What is needed is an exact copy of all the lines below.

┏━━

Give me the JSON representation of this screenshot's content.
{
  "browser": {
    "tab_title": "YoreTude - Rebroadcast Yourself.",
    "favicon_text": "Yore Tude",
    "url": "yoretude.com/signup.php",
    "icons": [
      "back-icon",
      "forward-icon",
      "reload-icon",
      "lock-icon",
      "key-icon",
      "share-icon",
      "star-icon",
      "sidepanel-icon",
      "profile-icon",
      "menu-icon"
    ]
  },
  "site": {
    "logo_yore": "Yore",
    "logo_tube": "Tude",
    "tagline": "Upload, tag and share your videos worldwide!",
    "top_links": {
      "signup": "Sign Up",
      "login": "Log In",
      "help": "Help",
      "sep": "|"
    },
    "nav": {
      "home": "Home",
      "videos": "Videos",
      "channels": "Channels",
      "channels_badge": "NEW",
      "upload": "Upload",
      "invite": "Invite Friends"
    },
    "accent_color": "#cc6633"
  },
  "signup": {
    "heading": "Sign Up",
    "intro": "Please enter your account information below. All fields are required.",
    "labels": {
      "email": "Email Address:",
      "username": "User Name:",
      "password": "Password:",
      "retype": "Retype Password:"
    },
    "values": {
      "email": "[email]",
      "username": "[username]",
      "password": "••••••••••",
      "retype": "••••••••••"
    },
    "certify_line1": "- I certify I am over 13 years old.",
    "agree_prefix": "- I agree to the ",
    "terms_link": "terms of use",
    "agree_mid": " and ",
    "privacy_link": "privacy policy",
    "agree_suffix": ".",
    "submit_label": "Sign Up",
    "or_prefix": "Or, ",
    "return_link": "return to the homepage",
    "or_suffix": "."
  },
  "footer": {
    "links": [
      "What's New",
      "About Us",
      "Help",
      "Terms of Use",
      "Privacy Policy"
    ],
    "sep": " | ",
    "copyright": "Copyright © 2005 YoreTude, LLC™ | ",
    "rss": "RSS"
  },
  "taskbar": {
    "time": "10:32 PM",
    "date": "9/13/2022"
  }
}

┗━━

## YOUR RESPONSE
Give me the JSON representation of this screenshot's content.
{
  "browser": {
    "tab_title": "YoreTude - Rebroadcast Yourself.",
    "favicon_text": "Yore Tude",
    "url": "yoretude.com/signup.php",
    "icons": [
      "back-icon",
      "forward-icon",
      "reload-icon",
      "lock-icon",
      "key-icon",
      "share-icon",
      "star-icon",
      "sidepanel-icon",
      "profile-icon",
      "menu-icon"
    ]
  },
  "site": {
    "logo_yore": "Yore",
    "logo_tube": "Tude",
    "tagline": "Upload, tag and share your videos worldwide!",
    "top_links": {
      "signup": "Sign Up",
      "login": "Log In",
      "help": "Help",
      "sep": "|"
    },
    "nav": {
      "home": "Home",
      "videos": "Videos",
      "channels": "Channels",
      "channels_badge": "NEW",
      "upload": "Upload",
      "invite": "Invite Friends"
    },
    "accent_color": "#cc6633"
  },
  "signup": {
    "heading": "Sign Up",
    "intro": "Please enter your account information below. All fields are required.",
    "labels": {
      "email": "Email Address:",
      "username": "User Name:",
      "password": "Password:",
      "retype": "Retype Password:"
    },
    "values": {
      "email": "[email]",
      "username": "[username]",
      "password": "••••••••••",
      "retype": "••••••••••"
    },
    "certify_line1": "- I certify I am over 13 years old.",
    "agree_prefix": "- I agree to the ",
    "terms_link": "terms of use",
    "agree_mid": " and ",
    "privacy_link": "privacy policy",
    "agree_suffix": ".",
    "submit_label": "Sign Up",
    "or_prefix": "Or, ",
    "return_link": "return to the homepage",
    "or_suffix": "."
  },
  "footer": {
    "links": [
      "What's New",
      "About Us",
      "Help",
      "Terms of Use",
      "Privacy Policy"
    ],
    "sep": " | ",
    "copyright": "Copyright © 2005 YoreTude, LLC™ | ",
    "rss": "RSS"
  },
  "taskbar": {
    "time": "10:32 PM",
    "date": "9/13/2022"
  }
}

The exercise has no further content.